→ Task goal:
From the entries, filter out every line that lacks "Sunday" and copy the rest.

########################################

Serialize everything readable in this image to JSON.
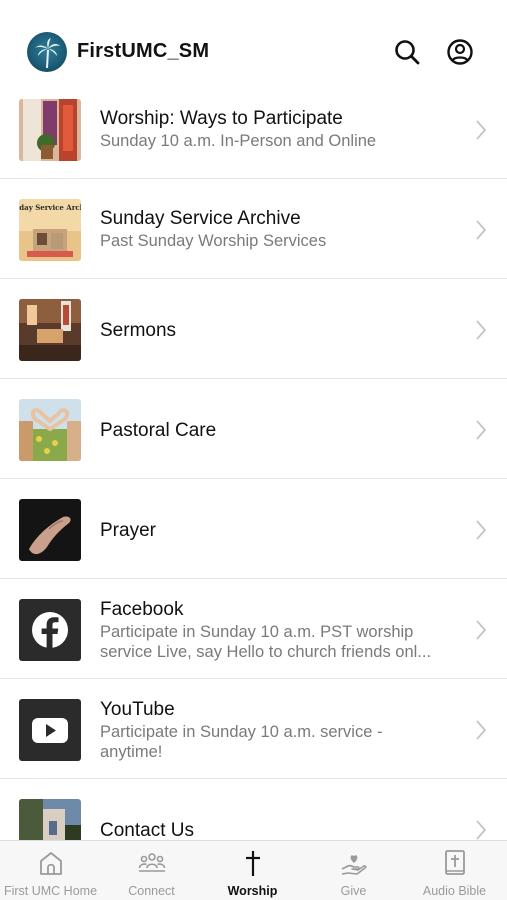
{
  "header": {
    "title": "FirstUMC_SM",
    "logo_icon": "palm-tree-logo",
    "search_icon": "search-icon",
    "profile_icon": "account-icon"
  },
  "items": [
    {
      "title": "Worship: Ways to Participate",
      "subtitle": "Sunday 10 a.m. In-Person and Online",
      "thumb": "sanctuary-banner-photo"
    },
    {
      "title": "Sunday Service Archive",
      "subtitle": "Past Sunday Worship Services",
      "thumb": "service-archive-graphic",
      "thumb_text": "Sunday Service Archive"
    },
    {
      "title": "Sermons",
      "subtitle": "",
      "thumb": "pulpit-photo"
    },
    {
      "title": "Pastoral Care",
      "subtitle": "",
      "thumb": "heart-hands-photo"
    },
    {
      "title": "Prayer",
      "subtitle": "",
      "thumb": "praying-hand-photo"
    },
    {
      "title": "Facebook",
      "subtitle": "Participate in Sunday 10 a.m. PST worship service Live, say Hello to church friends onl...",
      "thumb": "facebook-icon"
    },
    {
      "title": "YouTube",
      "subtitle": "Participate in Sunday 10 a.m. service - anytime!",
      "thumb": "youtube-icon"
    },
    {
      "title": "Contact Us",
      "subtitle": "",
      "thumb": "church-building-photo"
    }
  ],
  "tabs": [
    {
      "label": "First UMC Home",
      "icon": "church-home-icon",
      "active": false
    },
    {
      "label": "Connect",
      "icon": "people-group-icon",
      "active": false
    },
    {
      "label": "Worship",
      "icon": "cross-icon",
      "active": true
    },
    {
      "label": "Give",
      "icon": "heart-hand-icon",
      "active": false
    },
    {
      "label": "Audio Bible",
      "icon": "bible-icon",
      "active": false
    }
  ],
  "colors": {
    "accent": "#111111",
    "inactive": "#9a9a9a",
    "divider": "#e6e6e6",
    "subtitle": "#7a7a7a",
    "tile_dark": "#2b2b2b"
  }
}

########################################

→ Response to the task:
      "subtitle": "Sunday 10 a.m. In-Person and Online",
      "title": "Sunday Service Archive",
      "subtitle": "Past Sunday Worship Services",
      "thumb_text": "Sunday Service Archive"
      "subtitle": "Participate in Sunday 10 a.m. PST worship service Live, say Hello to church friends onl...",
      "subtitle": "Participate in Sunday 10 a.m. service - anytime!",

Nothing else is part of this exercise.